Many of you know that you're eligible for long-term care insurance as a federal employee. The Federal Long Term Care Insurance Program (FLTCIP) helps you pay for care when you are ill, injured, or disabled. Long term care is care that you need if you can no longer perform everyday tasks by yourself due to a chronic illness, injury, disability or the aging process.
Long term care isn't intended to cure you. It is chronic care that you might need for the rest of your life. This care can span years and can be expensive depending on the type of care you need and location where that care is received. For example, you might need care after a car accident, sporting accident, or disabling injury. You also might need coverage for disease like Alzheimer's, stroke, MS, Parkinson's, or just old age or other disabling condition.
In the past, premiums were relatively stable. However, in 2010 the U.S. Office of Personnel Management (OPM) approved premium increases. On Tuesday OPM briefed NTEU's national office regarding yet another premium increase. If you have coverage, expect significant premium increases on November 1, 2016.
If you're currently insured and affected by the premium increase, you will receive a snail-mail packet from FLTCIP over the next few weeks. The mailing will describe your exact premium increase for your current coverage.
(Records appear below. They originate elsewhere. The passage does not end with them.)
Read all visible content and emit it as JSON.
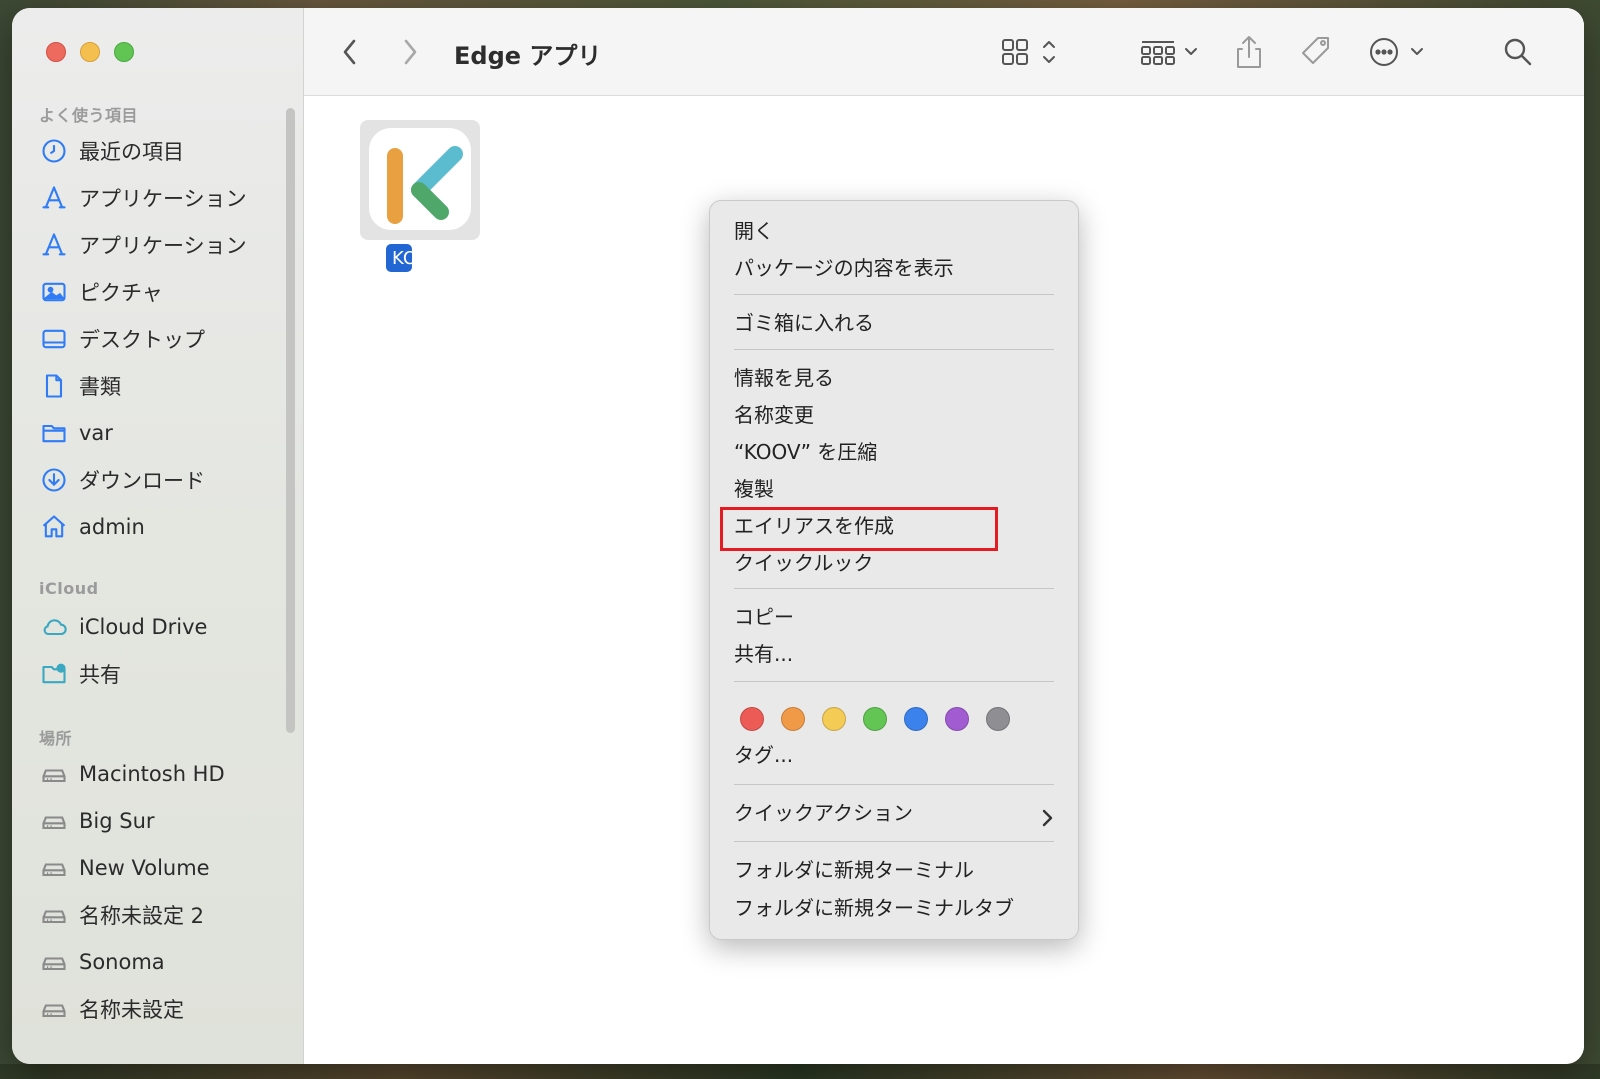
{
  "window": {
    "title": "Edge アプリ"
  },
  "sidebar": {
    "favorites_header": "よく使う項目",
    "favorites": [
      {
        "label": "最近の項目",
        "icon": "clock-icon"
      },
      {
        "label": "アプリケーション",
        "icon": "applications-icon"
      },
      {
        "label": "アプリケーション",
        "icon": "applications-icon"
      },
      {
        "label": "ピクチャ",
        "icon": "pictures-icon"
      },
      {
        "label": "デスクトップ",
        "icon": "desktop-icon"
      },
      {
        "label": "書類",
        "icon": "document-icon"
      },
      {
        "label": "var",
        "icon": "folder-icon"
      },
      {
        "label": "ダウンロード",
        "icon": "download-icon"
      },
      {
        "label": "admin",
        "icon": "home-icon"
      }
    ],
    "icloud_header": "iCloud",
    "icloud": [
      {
        "label": "iCloud Drive",
        "icon": "cloud-icon"
      },
      {
        "label": "共有",
        "icon": "shared-folder-icon"
      }
    ],
    "locations_header": "場所",
    "locations": [
      {
        "label": "Macintosh HD",
        "icon": "disk-icon"
      },
      {
        "label": "Big Sur",
        "icon": "disk-icon"
      },
      {
        "label": "New Volume",
        "icon": "disk-icon"
      },
      {
        "label": "名称未設定 2",
        "icon": "disk-icon"
      },
      {
        "label": "Sonoma",
        "icon": "disk-icon"
      },
      {
        "label": "名称未設定",
        "icon": "disk-icon"
      }
    ]
  },
  "file": {
    "name": "KOOV",
    "label_visible": "KO"
  },
  "context_menu": {
    "items": [
      "開く",
      "パッケージの内容を表示",
      "ゴミ箱に入れる",
      "情報を見る",
      "名称変更",
      "“KOOV” を圧縮",
      "複製",
      "エイリアスを作成",
      "クイックルック",
      "コピー",
      "共有...",
      "タグ...",
      "クイックアクション",
      "フォルダに新規ターミナル",
      "フォルダに新規ターミナルタブ"
    ],
    "highlighted_item": "エイリアスを作成",
    "tag_colors": [
      "#ec5b55",
      "#f09a48",
      "#f4cb55",
      "#62c554",
      "#3b82ec",
      "#a25cd1",
      "#8e8e93"
    ]
  },
  "colors": {
    "accent": "#2266d3",
    "sidebar_icon": "#2f7cf6",
    "highlight_box": "#e31c24"
  }
}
You need not take any action if you want to remain enrolled in the program at current coverage levels.
You will also be offered options to reduce coverage levels to keep your premium the same as it currently is or to reduce it. The deadline to inform FLTCIP of any coverage changes is September 30, 2016. Submission can be made online at www.LTCFEDS.com/MyAccount, via fax at 1-866-921-4511, or via snail-mail to Long Term Care Partners, P.O. Box 8330, Portsmouth, NH, 03802-9908.
NTEU is concerned that already-expensive long-term care insurance will soon be completely unaffordable for federal employees, and questions the viability of the FLTCIP program for the future given the overall drop in long-term care insurance carriers and current premium increases.